_Instructions for the task_: Across all the entries below, how many lines contain the string "title"? The number by itself is the answer.

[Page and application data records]
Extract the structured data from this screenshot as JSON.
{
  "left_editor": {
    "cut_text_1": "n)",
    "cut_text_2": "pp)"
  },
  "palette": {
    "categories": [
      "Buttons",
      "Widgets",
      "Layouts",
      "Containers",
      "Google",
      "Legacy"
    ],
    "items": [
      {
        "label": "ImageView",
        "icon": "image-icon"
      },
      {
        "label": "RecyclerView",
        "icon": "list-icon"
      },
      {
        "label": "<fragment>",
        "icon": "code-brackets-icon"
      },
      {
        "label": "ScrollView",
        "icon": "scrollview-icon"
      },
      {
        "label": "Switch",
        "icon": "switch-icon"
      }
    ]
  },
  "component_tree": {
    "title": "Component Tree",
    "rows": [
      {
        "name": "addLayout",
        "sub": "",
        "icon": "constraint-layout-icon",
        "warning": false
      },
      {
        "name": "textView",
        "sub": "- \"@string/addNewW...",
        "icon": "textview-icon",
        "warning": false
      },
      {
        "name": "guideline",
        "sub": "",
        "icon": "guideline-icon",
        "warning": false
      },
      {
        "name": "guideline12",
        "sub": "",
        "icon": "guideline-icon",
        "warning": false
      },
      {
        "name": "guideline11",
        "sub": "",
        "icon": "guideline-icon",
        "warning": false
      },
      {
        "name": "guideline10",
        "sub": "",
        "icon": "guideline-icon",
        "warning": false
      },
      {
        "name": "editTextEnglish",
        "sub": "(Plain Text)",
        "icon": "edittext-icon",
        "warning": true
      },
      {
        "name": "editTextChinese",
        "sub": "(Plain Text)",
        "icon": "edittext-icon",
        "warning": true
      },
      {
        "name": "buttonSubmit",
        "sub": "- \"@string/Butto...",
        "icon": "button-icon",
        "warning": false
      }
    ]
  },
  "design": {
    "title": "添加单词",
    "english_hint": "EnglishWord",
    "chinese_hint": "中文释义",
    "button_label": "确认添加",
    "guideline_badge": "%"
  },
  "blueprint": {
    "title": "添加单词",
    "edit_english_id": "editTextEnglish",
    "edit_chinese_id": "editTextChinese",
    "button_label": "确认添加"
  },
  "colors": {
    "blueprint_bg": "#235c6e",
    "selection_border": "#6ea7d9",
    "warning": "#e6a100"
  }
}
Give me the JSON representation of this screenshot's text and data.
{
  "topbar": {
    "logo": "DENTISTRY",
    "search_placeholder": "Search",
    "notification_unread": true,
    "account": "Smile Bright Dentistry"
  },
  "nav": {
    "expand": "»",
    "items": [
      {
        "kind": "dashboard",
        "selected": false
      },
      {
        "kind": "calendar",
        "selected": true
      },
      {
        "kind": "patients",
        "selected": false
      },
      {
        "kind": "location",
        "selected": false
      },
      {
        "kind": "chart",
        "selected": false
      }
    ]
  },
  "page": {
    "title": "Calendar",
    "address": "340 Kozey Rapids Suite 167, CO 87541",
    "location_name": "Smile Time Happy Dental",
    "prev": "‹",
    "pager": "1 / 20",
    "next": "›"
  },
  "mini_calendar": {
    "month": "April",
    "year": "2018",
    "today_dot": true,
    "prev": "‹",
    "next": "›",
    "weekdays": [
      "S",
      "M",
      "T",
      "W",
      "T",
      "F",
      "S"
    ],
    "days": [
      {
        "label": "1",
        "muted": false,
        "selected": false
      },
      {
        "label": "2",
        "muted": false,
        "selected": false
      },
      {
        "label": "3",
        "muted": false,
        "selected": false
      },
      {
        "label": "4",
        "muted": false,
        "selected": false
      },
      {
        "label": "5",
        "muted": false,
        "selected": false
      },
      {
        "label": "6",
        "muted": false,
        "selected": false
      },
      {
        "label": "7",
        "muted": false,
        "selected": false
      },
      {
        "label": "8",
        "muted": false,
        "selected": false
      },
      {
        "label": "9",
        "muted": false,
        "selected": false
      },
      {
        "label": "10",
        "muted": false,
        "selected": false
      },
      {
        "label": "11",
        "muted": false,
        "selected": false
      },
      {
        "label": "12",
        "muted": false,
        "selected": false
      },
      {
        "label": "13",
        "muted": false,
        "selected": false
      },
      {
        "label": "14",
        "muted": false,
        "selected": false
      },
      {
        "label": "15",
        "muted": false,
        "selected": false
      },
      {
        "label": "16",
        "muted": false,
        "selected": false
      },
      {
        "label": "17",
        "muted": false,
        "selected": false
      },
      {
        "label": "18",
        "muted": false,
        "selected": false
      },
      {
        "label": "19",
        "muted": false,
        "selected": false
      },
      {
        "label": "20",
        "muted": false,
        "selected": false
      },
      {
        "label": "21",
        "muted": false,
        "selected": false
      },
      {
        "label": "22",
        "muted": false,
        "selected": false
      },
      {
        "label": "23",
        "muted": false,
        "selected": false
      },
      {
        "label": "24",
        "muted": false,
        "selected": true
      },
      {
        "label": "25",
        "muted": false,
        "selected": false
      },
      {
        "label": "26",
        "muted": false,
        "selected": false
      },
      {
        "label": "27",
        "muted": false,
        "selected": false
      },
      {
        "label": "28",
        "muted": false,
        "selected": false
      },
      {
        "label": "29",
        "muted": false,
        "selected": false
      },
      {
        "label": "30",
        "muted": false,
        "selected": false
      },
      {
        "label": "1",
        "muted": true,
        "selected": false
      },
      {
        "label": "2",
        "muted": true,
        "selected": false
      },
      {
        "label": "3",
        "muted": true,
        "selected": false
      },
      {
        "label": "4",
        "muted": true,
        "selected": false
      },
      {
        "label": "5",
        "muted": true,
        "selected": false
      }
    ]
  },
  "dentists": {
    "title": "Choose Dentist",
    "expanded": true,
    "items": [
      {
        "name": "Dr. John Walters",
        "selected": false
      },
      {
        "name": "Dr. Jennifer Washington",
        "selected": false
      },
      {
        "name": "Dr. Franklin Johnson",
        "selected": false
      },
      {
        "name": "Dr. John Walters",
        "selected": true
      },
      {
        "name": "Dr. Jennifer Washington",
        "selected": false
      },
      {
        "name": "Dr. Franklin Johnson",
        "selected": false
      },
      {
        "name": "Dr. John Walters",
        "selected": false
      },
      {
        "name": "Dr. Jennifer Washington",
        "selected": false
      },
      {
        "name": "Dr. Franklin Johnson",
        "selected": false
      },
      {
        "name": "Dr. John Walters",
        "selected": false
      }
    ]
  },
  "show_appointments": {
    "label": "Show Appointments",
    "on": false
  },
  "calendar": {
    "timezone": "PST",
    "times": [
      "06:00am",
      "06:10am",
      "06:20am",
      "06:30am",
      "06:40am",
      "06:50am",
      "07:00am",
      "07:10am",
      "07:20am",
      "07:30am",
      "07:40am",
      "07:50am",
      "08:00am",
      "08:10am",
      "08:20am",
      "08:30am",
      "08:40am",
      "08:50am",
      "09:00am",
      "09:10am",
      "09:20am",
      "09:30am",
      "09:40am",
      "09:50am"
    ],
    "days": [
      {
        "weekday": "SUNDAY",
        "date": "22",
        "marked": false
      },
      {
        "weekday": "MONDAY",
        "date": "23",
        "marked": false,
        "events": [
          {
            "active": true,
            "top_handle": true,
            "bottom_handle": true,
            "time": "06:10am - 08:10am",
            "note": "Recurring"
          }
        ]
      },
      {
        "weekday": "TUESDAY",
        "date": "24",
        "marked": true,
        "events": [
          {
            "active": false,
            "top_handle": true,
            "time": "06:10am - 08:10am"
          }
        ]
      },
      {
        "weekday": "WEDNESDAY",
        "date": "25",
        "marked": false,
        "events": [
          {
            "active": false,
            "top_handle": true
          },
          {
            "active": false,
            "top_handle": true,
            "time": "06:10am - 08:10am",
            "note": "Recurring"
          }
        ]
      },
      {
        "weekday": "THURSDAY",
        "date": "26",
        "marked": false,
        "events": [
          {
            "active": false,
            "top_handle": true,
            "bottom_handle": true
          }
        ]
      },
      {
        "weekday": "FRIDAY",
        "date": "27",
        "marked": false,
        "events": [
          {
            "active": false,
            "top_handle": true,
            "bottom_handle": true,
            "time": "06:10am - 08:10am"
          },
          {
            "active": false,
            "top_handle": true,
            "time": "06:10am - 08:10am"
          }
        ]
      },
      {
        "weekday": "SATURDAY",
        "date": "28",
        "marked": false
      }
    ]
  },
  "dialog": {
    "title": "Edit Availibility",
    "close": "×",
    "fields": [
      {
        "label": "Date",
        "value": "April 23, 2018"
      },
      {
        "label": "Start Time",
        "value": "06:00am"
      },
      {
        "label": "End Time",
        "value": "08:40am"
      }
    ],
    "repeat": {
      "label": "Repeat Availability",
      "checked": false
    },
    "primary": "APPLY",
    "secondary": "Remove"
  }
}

_Exercise output_: 6